I think this was salmon?

I think this was salmon?

Oh and sushi. I went to a tiny place in the trendy Newtown neighborhood of Sydney. It was called Sushi Train and they served their sushi on a conveyer belt. In case you're not familiar with the term "conveyer belt sushi", as I wasn't a few days ago, they basically put small plates of sushi and rolls on a slow moving conveyer belt and you just go at it. Let me tell you, it was one of the most stressful experiences of my life. The sushi started rolling past me and all of a sudden I had no idea what I wanted, or what anything even was. The first dish I grabbed looked amazing, but didn't even end up being fish. It was chicken disguised as fish in a sea of avocado, seaweed and soy sauce designs. I made the same mistake when grabbing my second dish and thought that sun-dried tomato was chopped tuna. Luckily, both dishes were good and I was able to easily pick out the fish dishes for the rest of my meal. I tried the salmon and tuna and some fishes that I don't even know the names of. Everything was delicious and everything was fresh. I think that next time I'd opt for a restaurant where I actually know what I'm eating, though. But it was definitely an experience!

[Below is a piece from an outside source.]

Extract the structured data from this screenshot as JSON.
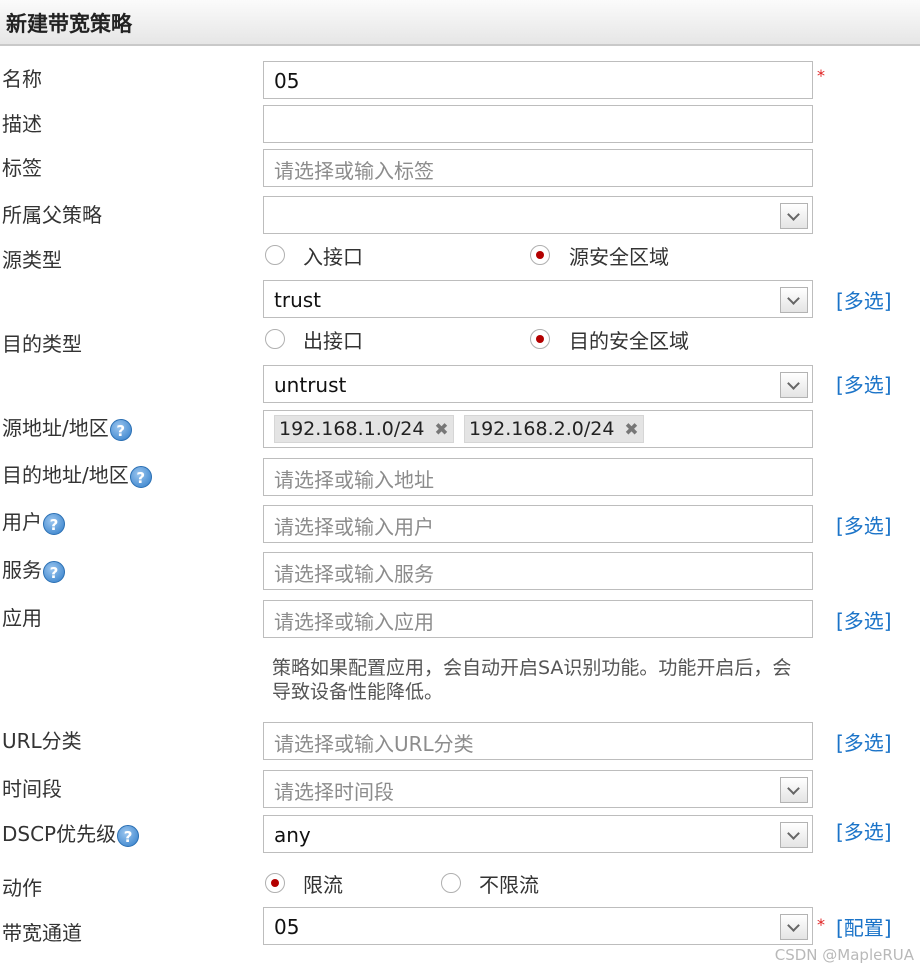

I could write a book about all of the food that they have here. I could probably spend an entire lifetime just trying every different type of food and restaurant that Sydney has to offer. I'm already so tempted to go back to some of the restaurants I've tried, but there is so much still out there. I have yet to even see kangaroo or crocodile on a menu and I've avoided vegemite like the plague. I know, I know - it's a traditional Australian cuisine that I really do have to try. If I brought myself to try snails in Spain, I know that I'll be able to talk myself into trying vegemite at some point while I'm here. Just give me a chance to enjoy all of the good food they have to offer first. Oh, and you can totally buy peanut butter here and it's not even that expensive (unlike everything else - if you're coming to Australia, prepare yourself to drop some serious $$$$ on food).